Since the resurrection of Jesus is directly related to the integrity of the New Testament, the credibility of the Bible as a whole, and even the existence of God, we would therefore expect Dawkins to focus his strongest arguments on his own question – ‘Did he himself (Jesus) come alive again, three days after being crucified?’13
Having pinpointed the critical issue, what space does he then give to addressing it? How long does he spend in assessing the evidence? What proof does he offer that it never happened? None whatsoever.

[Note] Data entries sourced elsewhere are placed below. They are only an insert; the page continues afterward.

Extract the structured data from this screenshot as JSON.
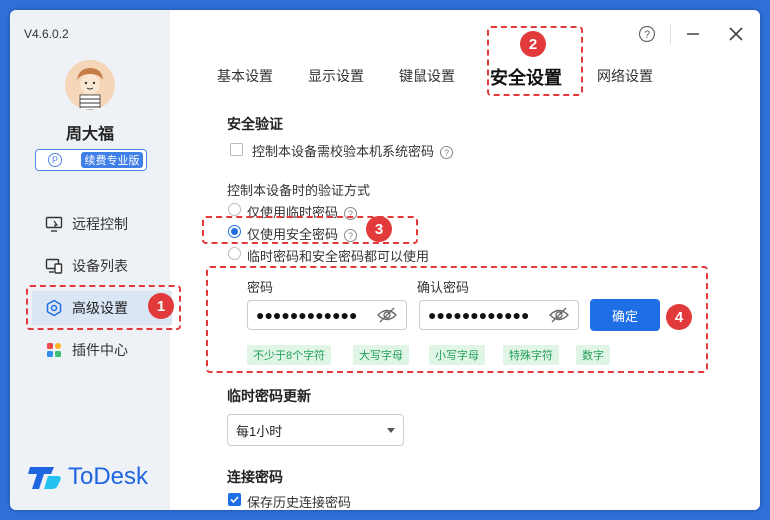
{
  "app": {
    "version": "V4.6.0.2",
    "brand": "ToDesk"
  },
  "user": {
    "name": "周大福",
    "badge_icon": "P",
    "badge_label": "续费专业版"
  },
  "sidebar": {
    "items": [
      {
        "label": "远程控制",
        "icon": "remote-control-icon"
      },
      {
        "label": "设备列表",
        "icon": "devices-icon"
      },
      {
        "label": "高级设置",
        "icon": "settings-hex-icon",
        "active": true
      },
      {
        "label": "插件中心",
        "icon": "plugins-icon"
      }
    ]
  },
  "window_controls": {
    "help": "?",
    "minimize": "—",
    "close": "✕"
  },
  "tabs": [
    {
      "label": "基本设置"
    },
    {
      "label": "显示设置"
    },
    {
      "label": "键鼠设置"
    },
    {
      "label": "安全设置",
      "active": true
    },
    {
      "label": "网络设置"
    }
  ],
  "markers": {
    "m1": "1",
    "m2": "2",
    "m3": "3",
    "m4": "4"
  },
  "security": {
    "title": "安全验证",
    "check_local_pw": {
      "label": "控制本设备需校验本机系统密码",
      "checked": false
    },
    "verify_method_title": "控制本设备时的验证方式",
    "options": [
      {
        "label": "仅使用临时密码",
        "selected": false,
        "help": true
      },
      {
        "label": "仅使用安全密码",
        "selected": true,
        "help": true
      },
      {
        "label": "临时密码和安全密码都可以使用",
        "selected": false,
        "help": false
      }
    ],
    "password_label": "密码",
    "confirm_label": "确认密码",
    "password_value": "●●●●●●●●●●●●",
    "confirm_value": "●●●●●●●●●●●●",
    "confirm_button": "确定",
    "rules": [
      "不少于8个字符",
      "大写字母",
      "小写字母",
      "特殊字符",
      "数字"
    ]
  },
  "temp_pw": {
    "title": "临时密码更新",
    "selected": "每1小时"
  },
  "connect_pw": {
    "title": "连接密码",
    "save_history": "保存历史连接密码",
    "checked": true
  },
  "colors": {
    "accent": "#1e6fe6",
    "marker_red": "#e23a3a",
    "tag_green": "#23a05a",
    "background": "#2f6fd8"
  }
}
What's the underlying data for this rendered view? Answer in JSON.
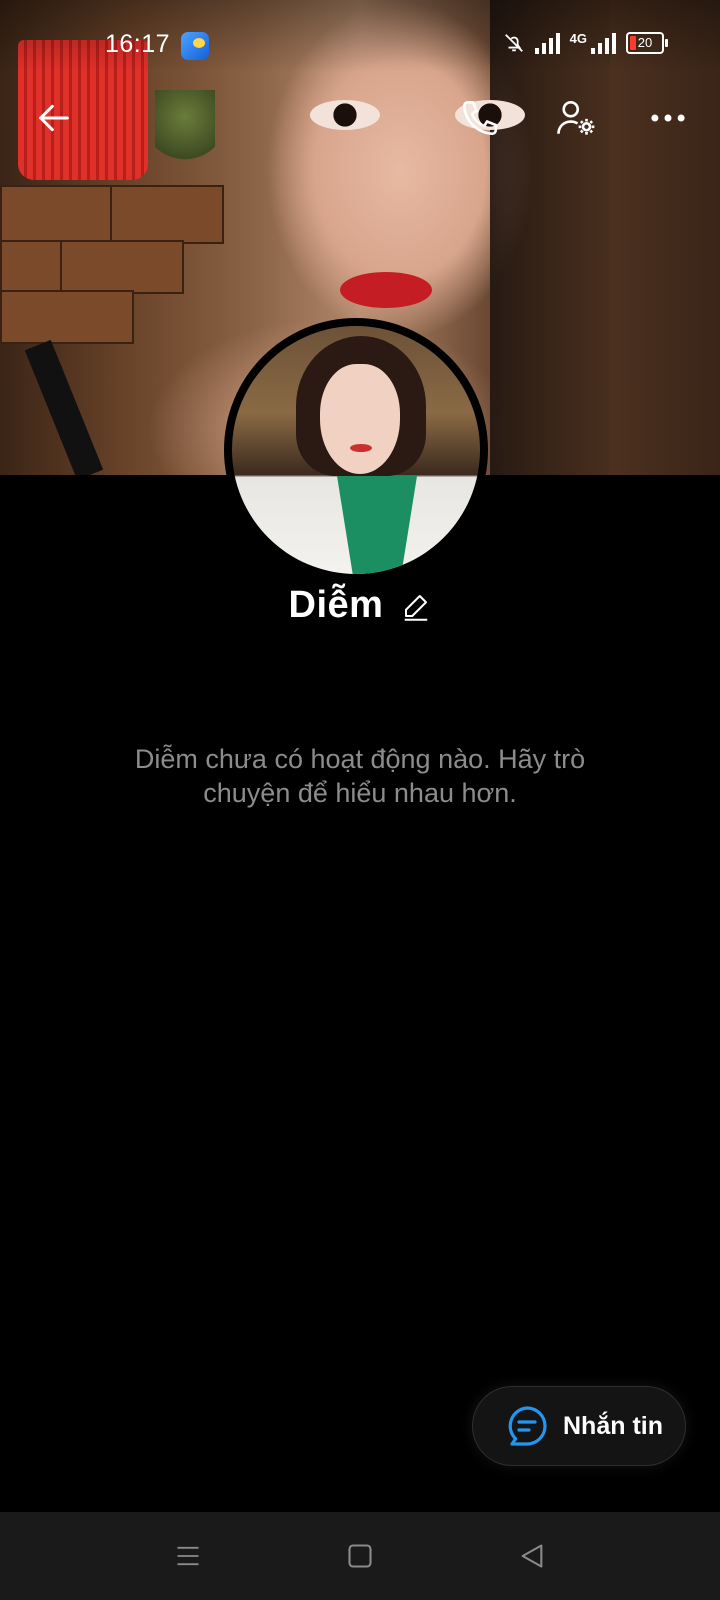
{
  "status_bar": {
    "time": "16:17",
    "network": "4G",
    "battery": "20"
  },
  "profile": {
    "name": "Diễm",
    "empty_message": "Diễm chưa có hoạt động nào. Hãy trò chuyện để hiểu nhau hơn."
  },
  "actions": {
    "message_label": "Nhắn tin"
  },
  "icons": {
    "back": "arrow-left-icon",
    "call": "phone-icon",
    "settings": "user-settings-icon",
    "more": "more-horizontal-icon",
    "edit": "pencil-icon",
    "message": "chat-bubble-icon"
  },
  "colors": {
    "background": "#000000",
    "accent": "#2196f3",
    "muted_text": "#8c8c8c",
    "navbar": "#1a1a1a"
  }
}
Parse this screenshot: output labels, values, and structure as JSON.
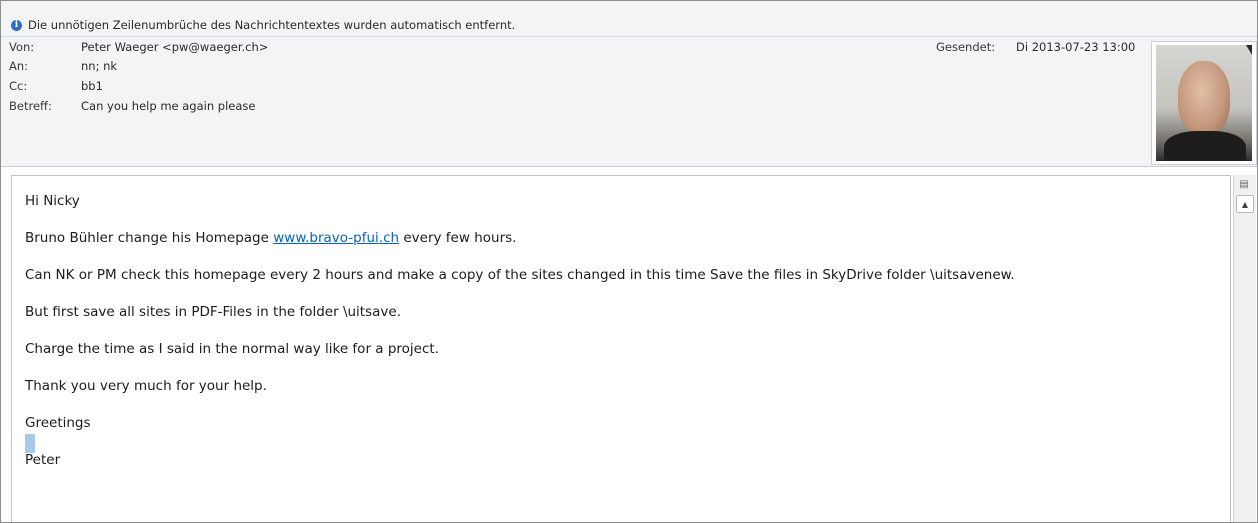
{
  "info_bar": {
    "icon": "info-icon",
    "text": "Die unnötigen Zeilenumbrüche des Nachrichtentextes wurden automatisch entfernt."
  },
  "header": {
    "from_label": "Von:",
    "from_value": "Peter Waeger <pw@waeger.ch>",
    "to_label": "An:",
    "to_value": "nn; nk",
    "cc_label": "Cc:",
    "cc_value": "bb1",
    "subject_label": "Betreff:",
    "subject_value": "Can you help me again please",
    "sent_label": "Gesendet:",
    "sent_value": "Di 2013-07-23 13:00"
  },
  "body": {
    "greeting": "Hi Nicky",
    "line1_before": "Bruno Bühler change his Homepage ",
    "line1_link": "www.bravo-pfui.ch",
    "line1_after": " every few hours.",
    "line2": "Can NK or PM check this homepage every 2 hours and make a copy of the sites changed in this time Save the files in SkyDrive folder \\uitsavenew.",
    "line3": "But first save all sites in PDF-Files in the folder  \\uitsave.",
    "line4": "Charge the time as I said in the normal way like for a project.",
    "line5": "Thank you very much for your help.",
    "closing": "Greetings",
    "signature": "Peter"
  }
}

This is surely amazing. To dismiss the resurrection of Jesus as ‘absurd’ is one thing, but to do so by ignoring it is even more absurd. The British author Andrew Wilson hits the nail on the head. In Deluded by Dawkins? he says that to ignore the resurrection and think that by doing so one has removed the basis for belief in God, ‘is to chase the mice out of the sitting-room, and … announce that the house is free of animals, while there is an elephant grinning on the sofa’.14
Dawkins relishes attacking what Christians believe. Yet although he spends nearly 400 pages in The God delusion on a withering attack against God and the Christian faith, he barely mentions the resurrection of Jesus and never once engages with the evidence.
Whatever the reason for his silence on the subject, ignoring the resurrection of Jesus is not a sensible option and anyone who does so is making a tragic mistake.
An edited extract from John Blanchard’s new book Jesus; dead or alive?published by EP Books.
1. W. M. Ramsey, The bearing of recent discovery on the truthfulness of the New Testament (Hodder & Stoughton), p.222.
2. Cited by Bernard Ramm, Protestant Christian evidences (Moody Press), p.163.
3. Paul Althaus, Die Wahrheit des kirchlichen Osterglaubens.
4-13. Richard Dawkins, The God delusion (Bantam Press), respectively, pp. 5, 36, 37, 59, 237, 97, 253, 97, 157, 59.
14. Andrew Wilson, Deluded by Dawkins? (Monarch Books), p.82.